── EXTRACTED DATA ──
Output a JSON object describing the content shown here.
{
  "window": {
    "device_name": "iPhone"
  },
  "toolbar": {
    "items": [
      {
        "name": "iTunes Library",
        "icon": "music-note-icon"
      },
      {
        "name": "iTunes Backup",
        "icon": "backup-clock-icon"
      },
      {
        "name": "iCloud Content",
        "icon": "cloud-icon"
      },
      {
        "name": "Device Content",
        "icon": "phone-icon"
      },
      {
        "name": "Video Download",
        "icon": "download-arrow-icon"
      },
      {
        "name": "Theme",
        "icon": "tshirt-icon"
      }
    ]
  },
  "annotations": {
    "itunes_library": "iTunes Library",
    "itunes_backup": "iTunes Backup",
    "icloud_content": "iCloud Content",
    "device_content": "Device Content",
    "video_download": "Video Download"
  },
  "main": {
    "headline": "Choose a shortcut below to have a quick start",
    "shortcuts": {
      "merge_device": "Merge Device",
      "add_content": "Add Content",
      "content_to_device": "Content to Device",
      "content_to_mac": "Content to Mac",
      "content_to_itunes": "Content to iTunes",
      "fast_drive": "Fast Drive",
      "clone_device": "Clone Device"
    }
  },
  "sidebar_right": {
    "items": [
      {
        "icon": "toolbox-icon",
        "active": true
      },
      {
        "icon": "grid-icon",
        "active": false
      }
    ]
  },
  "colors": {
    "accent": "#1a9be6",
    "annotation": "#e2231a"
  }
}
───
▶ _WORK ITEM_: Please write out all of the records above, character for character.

▶ _EXERCISE SOLUTION_:
Output a JSON object describing the content shown here.
{
  "window": {
    "device_name": "iPhone"
  },
  "toolbar": {
    "items": [
      {
        "name": "iTunes Library",
        "icon": "music-note-icon"
      },
      {
        "name": "iTunes Backup",
        "icon": "backup-clock-icon"
      },
      {
        "name": "iCloud Content",
        "icon": "cloud-icon"
      },
      {
        "name": "Device Content",
        "icon": "phone-icon"
      },
      {
        "name": "Video Download",
        "icon": "download-arrow-icon"
      },
      {
        "name": "Theme",
        "icon": "tshirt-icon"
      }
    ]
  },
  "annotations": {
    "itunes_library": "iTunes Library",
    "itunes_backup": "iTunes Backup",
    "icloud_content": "iCloud Content",
    "device_content": "Device Content",
    "video_download": "Video Download"
  },
  "main": {
    "headline": "Choose a shortcut below to have a quick start",
    "shortcuts": {
      "merge_device": "Merge Device",
      "add_content": "Add Content",
      "content_to_device": "Content to Device",
      "content_to_mac": "Content to Mac",
      "content_to_itunes": "Content to iTunes",
      "fast_drive": "Fast Drive",
      "clone_device": "Clone Device"
    }
  },
  "sidebar_right": {
    "items": [
      {
        "icon": "toolbox-icon",
        "active": true
      },
      {
        "icon": "grid-icon",
        "active": false
      }
    ]
  },
  "colors": {
    "accent": "#1a9be6",
    "annotation": "#e2231a"
  }
}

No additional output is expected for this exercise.